____ DATA FOR THIS EXERCISE
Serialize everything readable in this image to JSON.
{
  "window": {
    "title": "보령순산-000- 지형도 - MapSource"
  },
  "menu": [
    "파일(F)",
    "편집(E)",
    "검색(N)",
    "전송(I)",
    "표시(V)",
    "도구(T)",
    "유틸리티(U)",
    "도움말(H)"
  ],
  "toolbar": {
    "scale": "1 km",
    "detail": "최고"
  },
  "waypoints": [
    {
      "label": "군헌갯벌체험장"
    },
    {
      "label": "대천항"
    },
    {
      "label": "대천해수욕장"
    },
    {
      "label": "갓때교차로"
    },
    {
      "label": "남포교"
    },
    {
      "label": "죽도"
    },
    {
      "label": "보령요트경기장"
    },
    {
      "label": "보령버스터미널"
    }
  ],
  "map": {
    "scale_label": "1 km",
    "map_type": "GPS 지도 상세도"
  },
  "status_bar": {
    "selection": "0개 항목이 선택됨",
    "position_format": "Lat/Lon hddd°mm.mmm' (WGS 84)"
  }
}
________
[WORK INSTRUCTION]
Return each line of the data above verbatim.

[OUTPUT FOR THIS TASK]
Serialize everything readable in this image to JSON.
{
  "window": {
    "title": "보령순산-000- 지형도 - MapSource"
  },
  "menu": [
    "파일(F)",
    "편집(E)",
    "검색(N)",
    "전송(I)",
    "표시(V)",
    "도구(T)",
    "유틸리티(U)",
    "도움말(H)"
  ],
  "toolbar": {
    "scale": "1 km",
    "detail": "최고"
  },
  "waypoints": [
    {
      "label": "군헌갯벌체험장"
    },
    {
      "label": "대천항"
    },
    {
      "label": "대천해수욕장"
    },
    {
      "label": "갓때교차로"
    },
    {
      "label": "남포교"
    },
    {
      "label": "죽도"
    },
    {
      "label": "보령요트경기장"
    },
    {
      "label": "보령버스터미널"
    }
  ],
  "map": {
    "scale_label": "1 km",
    "map_type": "GPS 지도 상세도"
  },
  "status_bar": {
    "selection": "0개 항목이 선택됨",
    "position_format": "Lat/Lon hddd°mm.mmm' (WGS 84)"
  }
}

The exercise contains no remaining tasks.